The overall rendering process builds an Array of lines, which are join()ed as we saw in render_tournament(). The lines here start the process off with a row of round numbers and a row of equals signs to set them off from the content.

Then we get to round rendering, which is a little more involved:

ruby
# ...

def render_rounds
render_match(matches.first)
end

def render_match(match)
unless match.kind_of? Array
draw = [ render_player(match), slot1 ]
(@flip = !@flip) ? draw : draw.reverse
else
draw = match.collect do |match_|
render_match(match_)
end.inject do |memo, draw_|
(memo << (' ' * memo.first.size)).concat(draw_)
end

fh = (draw.size - 3) / 4
sh = [ (draw.size + 1) / 4, 2 ].max
draw_ = [ [space]*sh, [flow]*fh, slot, [flow]*fh, [space]*sh ]
draw.zip(draw_.flatten).collect(&:join)
end
end

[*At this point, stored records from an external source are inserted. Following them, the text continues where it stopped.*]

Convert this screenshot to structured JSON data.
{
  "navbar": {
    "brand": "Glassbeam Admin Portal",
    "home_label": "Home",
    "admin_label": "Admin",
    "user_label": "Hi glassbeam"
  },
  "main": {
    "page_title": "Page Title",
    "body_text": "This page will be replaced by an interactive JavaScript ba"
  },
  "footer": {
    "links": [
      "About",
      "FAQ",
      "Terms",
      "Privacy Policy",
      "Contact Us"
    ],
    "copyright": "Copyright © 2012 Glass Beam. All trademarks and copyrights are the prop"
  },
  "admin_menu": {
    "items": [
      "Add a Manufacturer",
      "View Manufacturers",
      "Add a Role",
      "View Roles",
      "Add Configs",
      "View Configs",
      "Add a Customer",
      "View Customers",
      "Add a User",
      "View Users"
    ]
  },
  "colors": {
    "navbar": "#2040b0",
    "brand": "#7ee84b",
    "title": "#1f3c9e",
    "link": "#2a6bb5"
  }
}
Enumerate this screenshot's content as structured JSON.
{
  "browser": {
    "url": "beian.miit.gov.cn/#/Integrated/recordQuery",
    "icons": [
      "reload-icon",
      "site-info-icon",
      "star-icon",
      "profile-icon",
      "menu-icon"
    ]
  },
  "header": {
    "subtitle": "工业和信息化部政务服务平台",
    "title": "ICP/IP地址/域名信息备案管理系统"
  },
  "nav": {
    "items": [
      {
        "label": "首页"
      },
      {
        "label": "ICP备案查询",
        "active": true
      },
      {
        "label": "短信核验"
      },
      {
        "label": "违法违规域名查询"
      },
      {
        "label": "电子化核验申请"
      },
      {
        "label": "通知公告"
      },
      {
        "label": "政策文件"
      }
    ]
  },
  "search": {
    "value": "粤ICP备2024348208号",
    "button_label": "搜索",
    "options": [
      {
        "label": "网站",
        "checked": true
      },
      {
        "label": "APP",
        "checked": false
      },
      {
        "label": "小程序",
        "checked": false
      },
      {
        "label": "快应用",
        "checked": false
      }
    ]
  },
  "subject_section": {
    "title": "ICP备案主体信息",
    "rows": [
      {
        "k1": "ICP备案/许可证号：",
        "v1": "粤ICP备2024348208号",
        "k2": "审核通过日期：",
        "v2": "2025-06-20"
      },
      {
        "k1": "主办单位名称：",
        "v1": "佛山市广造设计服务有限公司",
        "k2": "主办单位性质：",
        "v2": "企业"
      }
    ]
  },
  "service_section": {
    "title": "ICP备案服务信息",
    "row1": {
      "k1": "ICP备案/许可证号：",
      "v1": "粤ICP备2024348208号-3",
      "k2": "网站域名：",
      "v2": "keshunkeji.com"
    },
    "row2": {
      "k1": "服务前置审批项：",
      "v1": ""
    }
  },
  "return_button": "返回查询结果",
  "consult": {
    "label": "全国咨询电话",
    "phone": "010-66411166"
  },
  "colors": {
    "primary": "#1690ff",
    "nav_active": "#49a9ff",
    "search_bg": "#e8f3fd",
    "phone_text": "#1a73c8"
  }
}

def render_player(player)
player.to_s.ljust(width)
end

def slot; '|' << ('-' * width); end
def slot1; ('-' * width); end
def flow; '|' << (' ' * width); end
def space; ' ' << (' ' * width); end

def width
@width ||= seed.collect { |x| x.to_s.size }.max;
end
end

# ...

The process begins in render_rounds() which strips an extra layer of nesting off of matches() and makes a hand-off to render_match().

In render_match() the flow is split by a slightly confusing unless/else construct. Arrays (or rounds) are handled in the else clause, which recursively renders each match and then joins the results together with enough slots()s, flow()s, and space()s. Strings and Symbols (or players) are handled in the unless clause. This is mainly just a delegation to render_player() and slot1(), but the line order has to be reversed every other time to make even player names list under the chart bar.

The width() is the helper we have seen used all through the rendering process to determine field width which is just the longest player's name. Note how the value is cached here with the ||= operator, so it only has to be calculated the first time.

All that remains is the code to start us off:

ruby
# ...

if __FILE__ == \$0
puts Tournament.new(ARGV).render
end

ARGV is assumed to be a list of player names in rank order and thus passed to Tournament.new() to build the matches. A call to render() generates the chart which is dumped by puts().

Many of the solutions involved clever code in their own right, so don't forget to look through them. My thanks to all for giving us the fun code to play with and to Marshall for teaching me some math.

Tomorrow we will tackle board setup for a Bobby Fischer created chess variant...